PROBLEM TO SOLVE: Report how many lines of the entries below contain the word "Schmitz", and nothing more.

PROVIDED INFORMATION:
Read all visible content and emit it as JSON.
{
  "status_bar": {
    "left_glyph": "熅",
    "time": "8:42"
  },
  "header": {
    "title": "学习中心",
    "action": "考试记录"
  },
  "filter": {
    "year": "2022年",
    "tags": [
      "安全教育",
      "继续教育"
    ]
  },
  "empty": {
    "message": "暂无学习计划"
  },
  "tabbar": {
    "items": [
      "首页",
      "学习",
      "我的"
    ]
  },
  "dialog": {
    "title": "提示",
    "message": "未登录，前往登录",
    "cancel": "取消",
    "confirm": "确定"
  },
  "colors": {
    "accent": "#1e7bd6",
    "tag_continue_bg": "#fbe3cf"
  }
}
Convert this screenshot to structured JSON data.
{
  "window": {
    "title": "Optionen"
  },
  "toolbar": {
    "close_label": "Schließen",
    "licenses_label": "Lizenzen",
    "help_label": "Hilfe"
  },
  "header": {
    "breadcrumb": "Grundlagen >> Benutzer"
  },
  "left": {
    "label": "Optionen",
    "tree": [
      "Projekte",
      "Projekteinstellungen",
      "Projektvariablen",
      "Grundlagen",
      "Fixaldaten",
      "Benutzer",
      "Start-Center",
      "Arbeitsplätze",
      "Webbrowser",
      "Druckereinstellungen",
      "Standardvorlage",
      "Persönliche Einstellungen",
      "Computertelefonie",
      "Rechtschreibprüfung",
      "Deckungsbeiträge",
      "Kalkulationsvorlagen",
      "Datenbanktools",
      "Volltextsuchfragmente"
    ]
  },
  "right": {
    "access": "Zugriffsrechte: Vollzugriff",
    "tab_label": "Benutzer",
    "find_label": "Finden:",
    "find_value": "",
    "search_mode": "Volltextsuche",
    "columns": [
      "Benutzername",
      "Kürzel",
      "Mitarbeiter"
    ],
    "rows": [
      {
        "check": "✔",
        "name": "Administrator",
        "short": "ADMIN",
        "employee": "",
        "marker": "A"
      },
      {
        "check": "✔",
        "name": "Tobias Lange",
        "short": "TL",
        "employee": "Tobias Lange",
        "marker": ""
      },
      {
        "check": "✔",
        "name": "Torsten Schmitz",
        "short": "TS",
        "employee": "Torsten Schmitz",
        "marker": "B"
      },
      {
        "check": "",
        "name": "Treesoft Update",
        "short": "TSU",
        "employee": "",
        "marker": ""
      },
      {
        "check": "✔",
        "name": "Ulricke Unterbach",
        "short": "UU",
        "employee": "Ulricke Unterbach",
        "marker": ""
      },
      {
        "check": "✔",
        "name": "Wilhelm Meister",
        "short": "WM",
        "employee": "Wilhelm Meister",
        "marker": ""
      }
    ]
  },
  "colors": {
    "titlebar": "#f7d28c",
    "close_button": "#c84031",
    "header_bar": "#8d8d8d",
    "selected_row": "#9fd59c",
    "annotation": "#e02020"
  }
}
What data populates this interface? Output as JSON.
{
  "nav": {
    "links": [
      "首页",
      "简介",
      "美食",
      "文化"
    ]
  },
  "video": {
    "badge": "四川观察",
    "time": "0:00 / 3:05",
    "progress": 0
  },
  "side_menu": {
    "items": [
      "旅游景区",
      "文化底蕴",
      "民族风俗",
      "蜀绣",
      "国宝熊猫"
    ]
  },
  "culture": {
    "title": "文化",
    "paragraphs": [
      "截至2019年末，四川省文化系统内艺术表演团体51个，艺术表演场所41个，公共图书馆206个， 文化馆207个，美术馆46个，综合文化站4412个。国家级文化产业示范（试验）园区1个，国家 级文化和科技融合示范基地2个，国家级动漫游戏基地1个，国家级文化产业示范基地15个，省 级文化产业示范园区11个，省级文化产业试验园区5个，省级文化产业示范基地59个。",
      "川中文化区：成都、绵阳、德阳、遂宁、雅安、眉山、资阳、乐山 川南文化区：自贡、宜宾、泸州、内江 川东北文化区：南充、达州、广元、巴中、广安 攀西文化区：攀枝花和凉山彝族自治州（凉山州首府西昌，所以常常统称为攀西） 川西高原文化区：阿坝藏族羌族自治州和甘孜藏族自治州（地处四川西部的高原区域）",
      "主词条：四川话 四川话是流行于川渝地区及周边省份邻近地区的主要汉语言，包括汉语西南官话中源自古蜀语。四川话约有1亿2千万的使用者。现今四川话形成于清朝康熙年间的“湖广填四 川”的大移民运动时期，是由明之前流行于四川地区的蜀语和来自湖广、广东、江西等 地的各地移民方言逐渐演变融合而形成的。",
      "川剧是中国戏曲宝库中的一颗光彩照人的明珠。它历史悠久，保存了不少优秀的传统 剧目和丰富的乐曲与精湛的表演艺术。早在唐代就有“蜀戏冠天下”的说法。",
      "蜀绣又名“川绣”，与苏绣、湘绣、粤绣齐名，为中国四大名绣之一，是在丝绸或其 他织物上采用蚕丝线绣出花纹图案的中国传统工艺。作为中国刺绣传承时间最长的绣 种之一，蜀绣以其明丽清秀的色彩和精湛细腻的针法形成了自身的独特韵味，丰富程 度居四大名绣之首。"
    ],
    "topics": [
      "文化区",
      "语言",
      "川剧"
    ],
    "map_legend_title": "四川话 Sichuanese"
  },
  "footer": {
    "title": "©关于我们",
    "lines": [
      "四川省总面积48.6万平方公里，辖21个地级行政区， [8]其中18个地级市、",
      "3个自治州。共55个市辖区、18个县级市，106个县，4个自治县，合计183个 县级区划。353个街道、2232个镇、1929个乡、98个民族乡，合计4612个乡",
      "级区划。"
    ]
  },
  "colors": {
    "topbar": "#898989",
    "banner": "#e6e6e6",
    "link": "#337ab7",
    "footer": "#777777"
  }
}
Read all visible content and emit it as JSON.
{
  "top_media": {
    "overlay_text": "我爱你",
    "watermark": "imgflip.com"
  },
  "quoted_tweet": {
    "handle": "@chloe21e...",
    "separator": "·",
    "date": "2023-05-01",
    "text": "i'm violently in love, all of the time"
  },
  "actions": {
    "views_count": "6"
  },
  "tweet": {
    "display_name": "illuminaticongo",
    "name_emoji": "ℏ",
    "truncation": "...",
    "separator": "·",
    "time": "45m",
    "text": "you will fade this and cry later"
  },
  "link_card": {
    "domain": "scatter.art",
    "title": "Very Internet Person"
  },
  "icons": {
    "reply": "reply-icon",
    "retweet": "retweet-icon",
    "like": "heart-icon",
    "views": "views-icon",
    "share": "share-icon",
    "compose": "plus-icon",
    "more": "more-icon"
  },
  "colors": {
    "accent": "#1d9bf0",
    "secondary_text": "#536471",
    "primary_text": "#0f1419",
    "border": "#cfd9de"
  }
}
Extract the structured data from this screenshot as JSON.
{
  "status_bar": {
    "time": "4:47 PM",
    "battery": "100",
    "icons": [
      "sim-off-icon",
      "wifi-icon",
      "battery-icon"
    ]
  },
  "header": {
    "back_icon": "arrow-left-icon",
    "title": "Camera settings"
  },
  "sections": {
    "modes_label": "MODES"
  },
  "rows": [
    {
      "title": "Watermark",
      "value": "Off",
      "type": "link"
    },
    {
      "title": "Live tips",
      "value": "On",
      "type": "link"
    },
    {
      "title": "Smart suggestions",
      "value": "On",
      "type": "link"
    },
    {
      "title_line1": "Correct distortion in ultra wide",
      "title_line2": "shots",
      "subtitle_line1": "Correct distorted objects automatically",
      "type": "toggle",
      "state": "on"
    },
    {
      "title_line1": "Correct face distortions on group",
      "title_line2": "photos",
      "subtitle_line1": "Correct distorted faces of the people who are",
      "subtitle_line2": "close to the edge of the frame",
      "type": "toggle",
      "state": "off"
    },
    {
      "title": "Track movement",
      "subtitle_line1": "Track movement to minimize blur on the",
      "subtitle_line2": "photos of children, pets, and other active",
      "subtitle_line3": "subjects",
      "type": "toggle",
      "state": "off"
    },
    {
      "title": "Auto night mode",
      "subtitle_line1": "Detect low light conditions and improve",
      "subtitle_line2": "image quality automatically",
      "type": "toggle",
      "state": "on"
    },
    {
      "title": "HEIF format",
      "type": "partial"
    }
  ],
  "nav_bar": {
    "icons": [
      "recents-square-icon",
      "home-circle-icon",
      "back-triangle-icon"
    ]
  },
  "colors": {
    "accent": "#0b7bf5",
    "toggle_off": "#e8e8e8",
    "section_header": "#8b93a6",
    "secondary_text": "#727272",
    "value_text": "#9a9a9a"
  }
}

SOLUTION FOR THIS PROBLEM: 2